As a variation, sleeve 9 can be threaded on the outside and socket 14 can be tapped on the inside so that they can be joined together.
It is also possible to provide a junction device of the bayonet type between sleeve 9 and socket 14.
As shown in FIG. 3, the spherical counter-electrode 5 can be completely surrounded by a protective sphere 18 of larger diameter, made of a perforated material permeable to sound waves. Protective sphere 18 can be constituted, for example, by two hemispherical portions 18a and 18b which are provided, respectively, with annular flanges 19 and 20 allowing them to be assembled at the level of the equator by means of screws 21. A ring 22 of conductive metal is crimped in the wall of hemispherical portion 18b at the top of the latter, and forms a passage for sleeve 9 of electrode holder 3. A locking screw 23 permits locking sleeve 9 in ring 22.
The two hemispherical portions 18a and 18b are preferably embodied of metal grillwork, forming thereby a second Faraday cage around spherical counter-electrode 5, which prevents any leakage of electromagnetic waves to the outside. Protective sphere 18 also makes it possible to avoid any manual contact with the spherical counter-electrode 5 which, when in operation, is relatively hot because of the heat generated by the corona discharge at the tip 2 of the discharge electrode.
Each of the two portions 18a and 18b of the protective sphere 18 can also be lined with a fabric 24 permeable to sound waves, in such a way as to protect the transducer from dust, and to mask the light emitted by the corona discharge.
Sleeve 9 or socket 14 can be surrounded, as shown in dotted lines in FIG. 1, by a reflector 25 constituted by a body of revolution with exponential meridian, to reflect, in an appropriate direction, the sound waves emitted downward toward the housing 15. As a variation, housing 15 can be covered with a pad of plastic or rubber foam, or of any other sound dampening material.
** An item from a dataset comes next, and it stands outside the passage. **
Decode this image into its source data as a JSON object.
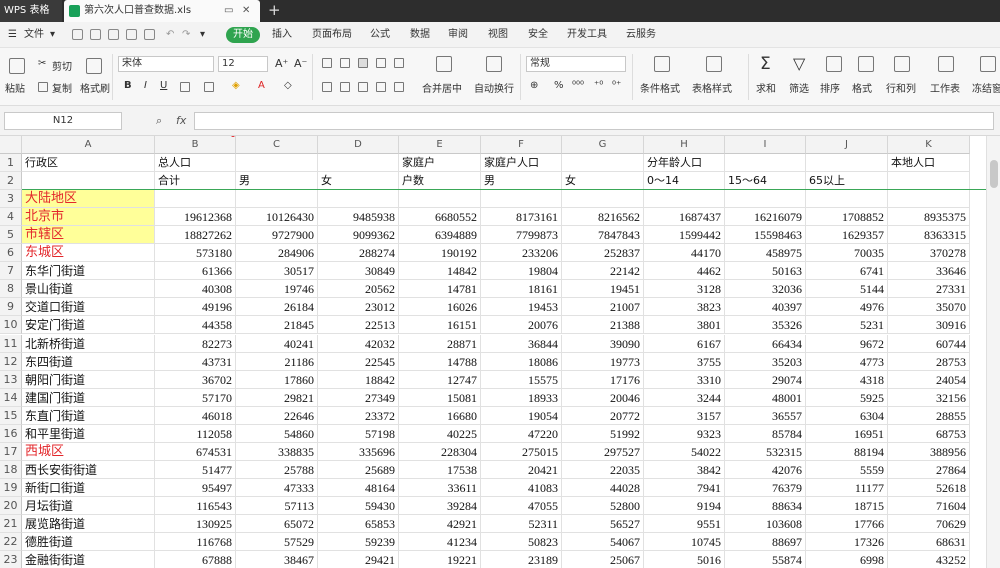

It is clearly understood that the forms of execution which have been described, and have been given by way of purely indicative and non-limiting example, and that numerous modifications can be imparted without thereby departing from the scope of the present invention.
|Cited Patent||Filing date||Publication date||Applicant||Title|
|FR1041790A *||Title not available|
|GB303175A *||Title not available|
|Citing Patent||Filing date||Publication date||Applicant||Title|
|US7594958||Aug 30, 2005||Sep 29, 2009||Kronos Advanced Technologies, Inc.||Spark management method and device|
|US9301042||Feb 22, 2013||Mar 29, 2016||Kabushiki Kaisha Audio-Technica||Electro-acoustic transducer|
|US20140369532 *||May 23, 2014||Dec 18, 2014||Kabushiki Kaisha Audio-Technica||Electro-acoustic transducer|
|International Classification||B06B1/02, H04R23/00, H01T19/00, H01T14/00|
|Dec 1, 1987||FPAY||Fee payment|
Year of fee payment: 4
|Jun 16, 1992||REMI||Maintenance fee reminder mailed|
|Nov 10, 1992||FPAY||Fee payment|
Year of fee payment: 8
|Nov 10, 1992||SULP||Surcharge for late payment|
|Jun 18, 1996||REMI||Maintenance fee reminder mailed|
|Nov 10, 1996||LAPS||Lapse for failure to pay maintenance fees|
|Jan 21, 1997||FP||Expired due to failure to pay maintenance fee|
Effective date: 19961113